Explore your struggles. It can be really hard as a business owner to open up about those things that weigh you down - especially when you haven't grown up in the age of social media writing cryptic statuses meant for your crush (but if they actually KNEW it was about them you would DIE!!!) or spewing long venting rants on Twitter without using any names (a good ol' around the bush beating). Frequently, I find that simply asking business owners about struggles they are working through suddenly opens up new ideas...new blog post topics, new Instagram posts, etc. When we are willing to be vulnerable, we realize that our struggles can echo those of others. We can help others in their struggle when we point to a constructive solution or coping mechanism, we can connect with a potential client in a much greater way than simply writing a list of "top ten ideas for content creation" (which can be useful - but aren't there a lot of those already?). I like to look at theater and storytelling for clues into how I build a brand's personality. Think about your favorite character of all time...pinpoint the moment they were most vulnerable. Didn't you adore that moment? That's when you probably related to that character the most. I recently finished Steve Jobs' biography by Walter Isaacson. Steve was eccentric and dangerous, but hearing about his struggles with his health and sense of purpose made him infinitely more endearing to me.

What have you learned recently? Have you been thinking about a particular topic as it relates to your business? Chances are your clients might be thinking the same. Did you hear a great panel discussion recently and have some followup thoughts? Write them down! Sharing what we are learning not only provides for interesting content, but it also shows your clients that when they work with your company, they'll have the benefit of your resourcefulness. They'll get a partner who is constantly pushing the limits of their knowledge and making their product better. People will value this characteristic, and you'll get some fun new blogs out of it.

What are clients asking or struggling with? We have all had clients with questions that make us stop and think, "Wow, I didn't realize this information isn't public knowledge." WRITE ABOUT THIS! A client of mine has a list of blogs and articles she sends to clients when these situations arise. Start creating your own library of resources for these common client or project questions.

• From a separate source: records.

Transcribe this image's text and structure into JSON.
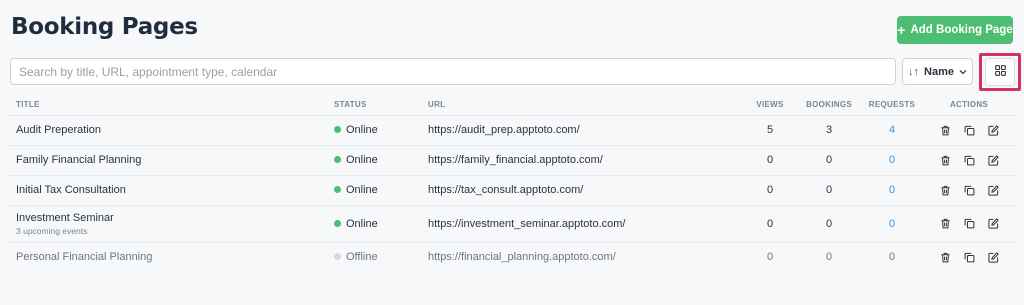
{
  "header": {
    "title": "Booking Pages",
    "add_button_label": "Add Booking Page",
    "add_icon": "plus-icon"
  },
  "search": {
    "placeholder": "Search by title, URL, appointment type, calendar",
    "value": ""
  },
  "sort": {
    "label": "Name",
    "icon": "sort-arrows-icon"
  },
  "view_toggle": {
    "icon": "grid-view-icon"
  },
  "table": {
    "columns": [
      "Title",
      "Status",
      "URL",
      "Views",
      "Bookings",
      "Requests",
      "Actions"
    ],
    "rows": [
      {
        "title": "Audit Preperation",
        "subtitle": "",
        "status": "Online",
        "url": "https://audit_prep.apptoto.com/",
        "views": "5",
        "bookings": "3",
        "requests": "4"
      },
      {
        "title": "Family Financial Planning",
        "subtitle": "",
        "status": "Online",
        "url": "https://family_financial.apptoto.com/",
        "views": "0",
        "bookings": "0",
        "requests": "0"
      },
      {
        "title": "Initial Tax Consultation",
        "subtitle": "",
        "status": "Online",
        "url": "https://tax_consult.apptoto.com/",
        "views": "0",
        "bookings": "0",
        "requests": "0"
      },
      {
        "title": "Investment Seminar",
        "subtitle": "3 upcoming events",
        "status": "Online",
        "url": "https://investment_seminar.apptoto.com/",
        "views": "0",
        "bookings": "0",
        "requests": "0"
      },
      {
        "title": "Personal Financial Planning",
        "subtitle": "",
        "status": "Offline",
        "url": "https://financial_planning.apptoto.com/",
        "views": "0",
        "bookings": "0",
        "requests": "0"
      }
    ]
  },
  "colors": {
    "accent_green": "#4dbd74",
    "link_blue": "#3a8fd9",
    "highlight_pink": "#d6306b"
  }
}
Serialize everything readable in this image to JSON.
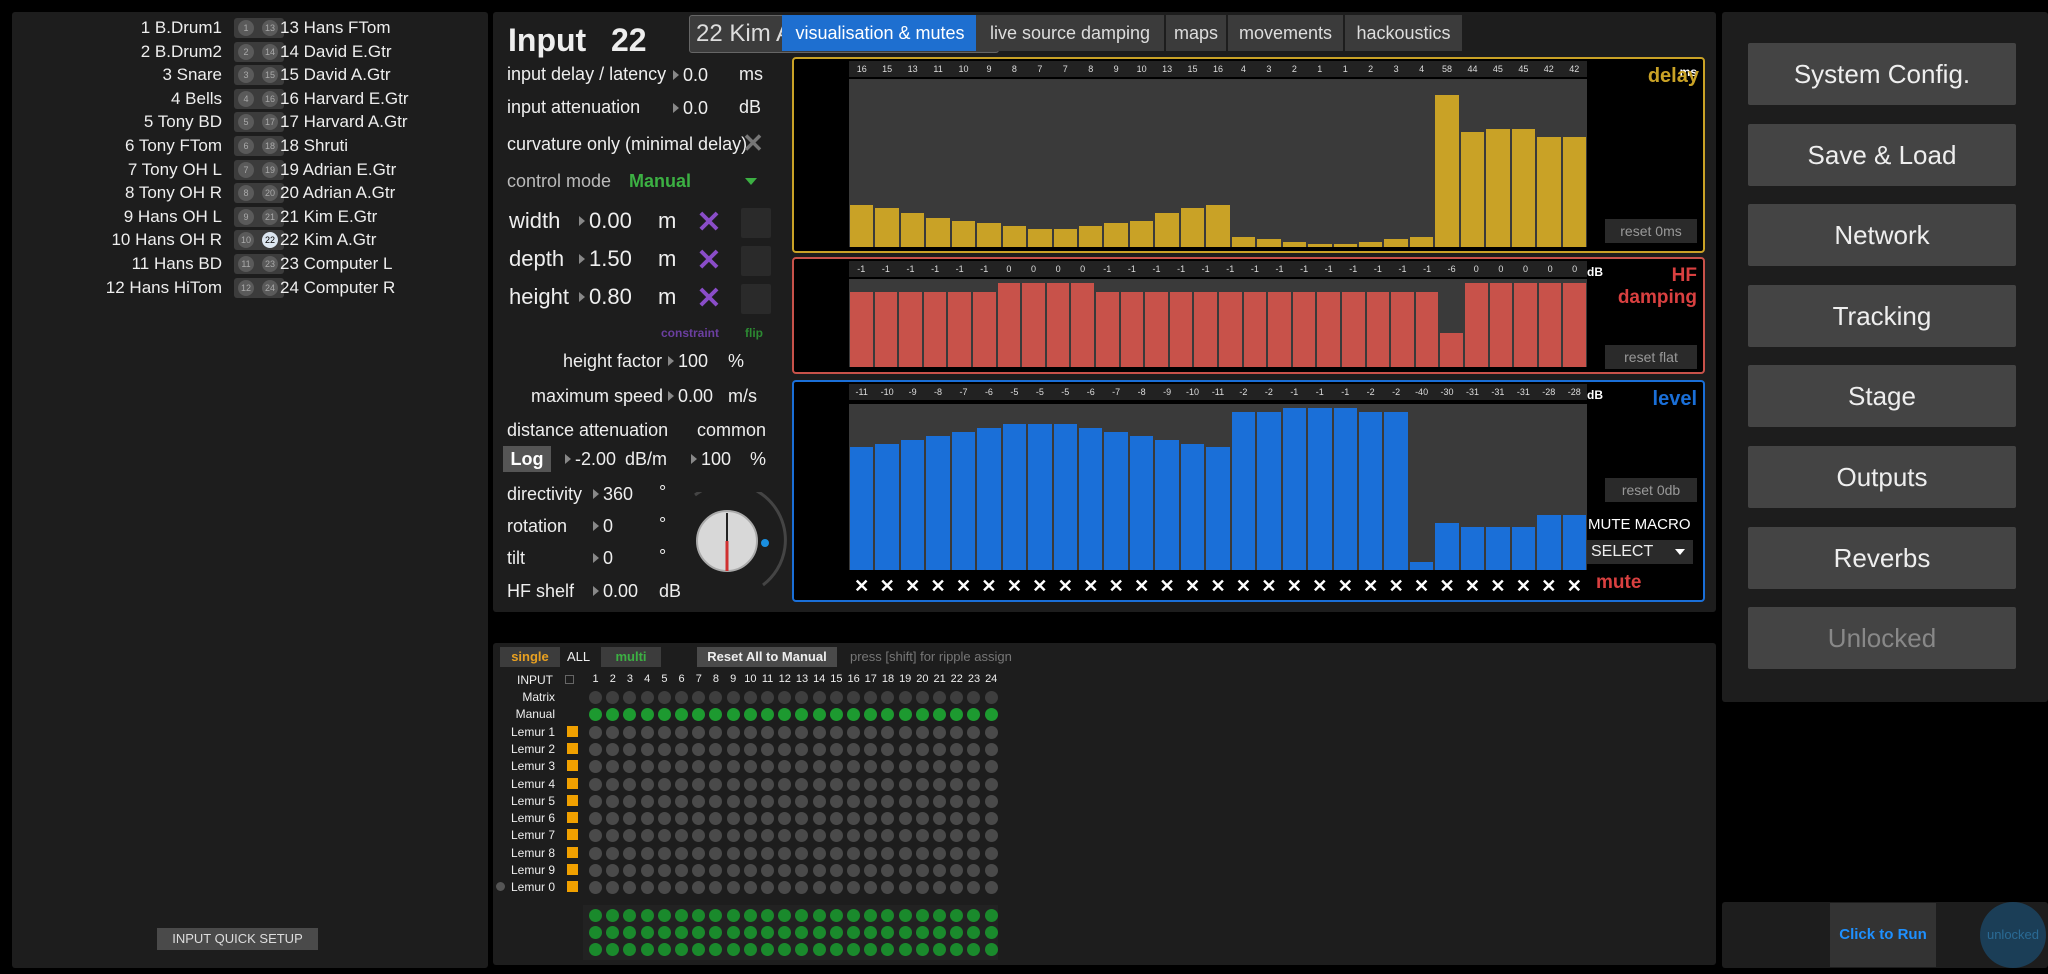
{
  "inputs_left": [
    "1 B.Drum1",
    "2 B.Drum2",
    "3 Snare",
    "4 Bells",
    "5 Tony BD",
    "6 Tony FTom",
    "7 Tony OH L",
    "8 Tony OH R",
    "9 Hans OH L",
    "10 Hans OH R",
    "11 Hans BD",
    "12 Hans HiTom"
  ],
  "inputs_right": [
    "13 Hans FTom",
    "14 David E.Gtr",
    "15 David A.Gtr",
    "16 Harvard E.Gtr",
    "17 Harvard A.Gtr",
    "18 Shruti",
    "19 Adrian E.Gtr",
    "20 Adrian A.Gtr",
    "21 Kim E.Gtr",
    "22 Kim A.Gtr",
    "23 Computer L",
    "24 Computer R"
  ],
  "bubbles_left": [
    "1",
    "2",
    "3",
    "4",
    "5",
    "6",
    "7",
    "8",
    "9",
    "10",
    "11",
    "12"
  ],
  "bubbles_right": [
    "13",
    "14",
    "15",
    "16",
    "17",
    "18",
    "19",
    "20",
    "21",
    "22",
    "23",
    "24"
  ],
  "selected_input": "22",
  "quick_setup_label": "INPUT QUICK SETUP",
  "header": {
    "input_label": "Input",
    "input_number": "22",
    "name_value": "22 Kim A.Gtr"
  },
  "tabs": [
    "visualisation & mutes",
    "live source damping",
    "maps",
    "movements",
    "hackoustics"
  ],
  "params": {
    "input_delay_label": "input delay / latency",
    "input_delay_value": "0.0",
    "input_delay_unit": "ms",
    "input_att_label": "input attenuation",
    "input_att_value": "0.0",
    "input_att_unit": "dB",
    "curvature_label": "curvature only (minimal delay)",
    "control_mode_label": "control mode",
    "control_mode_value": "Manual",
    "width_label": "width",
    "width_value": "0.00",
    "depth_label": "depth",
    "depth_value": "1.50",
    "height_label": "height",
    "height_value": "0.80",
    "m_unit": "m",
    "constraint_label": "constraint",
    "flip_label": "flip",
    "height_factor_label": "height factor",
    "height_factor_value": "100",
    "pct": "%",
    "max_speed_label": "maximum speed",
    "max_speed_value": "0.00",
    "max_speed_unit": "m/s",
    "dist_att_label": "distance attenuation",
    "common_label": "common",
    "log_label": "Log",
    "dist_att_value": "-2.00",
    "dist_att_unit": "dB/m",
    "common_value": "100",
    "directivity_label": "directivity",
    "directivity_value": "360",
    "rotation_label": "rotation",
    "rotation_value": "0",
    "tilt_label": "tilt",
    "tilt_value": "0",
    "deg": "°",
    "hf_shelf_label": "HF shelf",
    "hf_shelf_value": "0.00",
    "hf_shelf_unit": "dB"
  },
  "delay_viz": {
    "unit": "ms",
    "title": "delay",
    "reset_label": "reset 0ms",
    "color": "#c9a226",
    "labels": [
      "16",
      "15",
      "13",
      "11",
      "10",
      "9",
      "8",
      "7",
      "7",
      "8",
      "9",
      "10",
      "13",
      "15",
      "16",
      "4",
      "3",
      "2",
      "1",
      "1",
      "2",
      "3",
      "4",
      "58",
      "44",
      "45",
      "45",
      "42",
      "42"
    ],
    "values": [
      16,
      15,
      13,
      11,
      10,
      9,
      8,
      7,
      7,
      8,
      9,
      10,
      13,
      15,
      16,
      4,
      3,
      2,
      1,
      1,
      2,
      3,
      4,
      58,
      44,
      45,
      45,
      42,
      42
    ]
  },
  "hf_viz": {
    "unit": "dB",
    "title_line1": "HF",
    "title_line2": "damping",
    "reset_label": "reset flat",
    "color": "#c8524a",
    "labels": [
      "-1",
      "-1",
      "-1",
      "-1",
      "-1",
      "-1",
      "0",
      "0",
      "0",
      "0",
      "-1",
      "-1",
      "-1",
      "-1",
      "-1",
      "-1",
      "-1",
      "-1",
      "-1",
      "-1",
      "-1",
      "-1",
      "-1",
      "-1",
      "-6",
      "0",
      "0",
      "0",
      "0",
      "0"
    ],
    "values": [
      -1,
      -1,
      -1,
      -1,
      -1,
      -1,
      0,
      0,
      0,
      0,
      -1,
      -1,
      -1,
      -1,
      -1,
      -1,
      -1,
      -1,
      -1,
      -1,
      -1,
      -1,
      -1,
      -1,
      -6,
      0,
      0,
      0,
      0,
      0
    ]
  },
  "level_viz": {
    "unit": "dB",
    "title": "level",
    "reset_label": "reset 0db",
    "color": "#1a6fd8",
    "labels": [
      "-11",
      "-10",
      "-9",
      "-8",
      "-7",
      "-6",
      "-5",
      "-5",
      "-5",
      "-6",
      "-7",
      "-8",
      "-9",
      "-10",
      "-11",
      "-2",
      "-2",
      "-1",
      "-1",
      "-1",
      "-2",
      "-2",
      "-40",
      "-30",
      "-31",
      "-31",
      "-31",
      "-28",
      "-28"
    ],
    "values": [
      -11,
      -10,
      -9,
      -8,
      -7,
      -6,
      -5,
      -5,
      -5,
      -6,
      -7,
      -8,
      -9,
      -10,
      -11,
      -2,
      -2,
      -1,
      -1,
      -1,
      -2,
      -2,
      -40,
      -30,
      -31,
      -31,
      -31,
      -28,
      -28
    ],
    "mute_macro_label": "MUTE MACRO",
    "select_label": "SELECT",
    "mute_label": "mute"
  },
  "matrix": {
    "single_label": "single",
    "all_label": "ALL",
    "multi_label": "multi",
    "reset_all_label": "Reset All to Manual",
    "hint": "press [shift] for ripple assign",
    "input_label": "INPUT",
    "columns": [
      "1",
      "2",
      "3",
      "4",
      "5",
      "6",
      "7",
      "8",
      "9",
      "10",
      "11",
      "12",
      "13",
      "14",
      "15",
      "16",
      "17",
      "18",
      "19",
      "20",
      "21",
      "22",
      "23",
      "24"
    ],
    "rows": [
      "Matrix",
      "Manual",
      "Lemur 1",
      "Lemur 2",
      "Lemur 3",
      "Lemur 4",
      "Lemur 5",
      "Lemur 6",
      "Lemur 7",
      "Lemur 8",
      "Lemur 9",
      "Lemur 0"
    ]
  },
  "right_menu": [
    "System Config.",
    "Save & Load",
    "Network",
    "Tracking",
    "Stage",
    "Outputs",
    "Reverbs",
    "Unlocked"
  ],
  "run_label": "Click to Run",
  "unlocked_label": "unlocked"
}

What kinds of things do you love doing in your free time? This sounds so elementary, but I find people enjoy giving their business to businesses run by folks they might enjoy spending some free time with. Perhaps this is true because when we hone in on our ideal client, we probably find that we, as business owners, enjoy the same things they do. So, what's your favorite TV show and how has it shown you what you're good at? If you like hiking, find a way to tie in the "journey" of being a business owners. What's a great movie you've seen recently, and how did it challenge your perspective? Did you have a family game night and finally beat someone in Monopoly? Write a blog about how AWESOME that is and how perseverance and pushing through emotional stress can lead to a great outcome!!!! I think these moments have hidden gems of truth buried in them that make us invaluable to our clients. Find these gems and share them in context of the experience!

These are four simple prompts...and as you might imagine, there are infinitely more questions you can ask yourself (or your client) should you be looking at a blank page. And if all else fails, follow the words of my 8th grade algebra teacher, Mr. Lamb, and "Just write something on the page! Stop wasting my oxygen! Just write something!" Seriously,  the guy was a great teacher (but definitely wore dentures and would smack them as he walked around) and he took pride in reminding us that sometimes all you need to do is just write something - anything - down! I'm always willing to chat through any writing issues you may find, so never hesitate to reach out to me!

Look at the world around you, notice the small things, and find ways to share how it caused you to see your business in a different way. Your clients will thank you for your creativity, and you might find it to be even a little fun!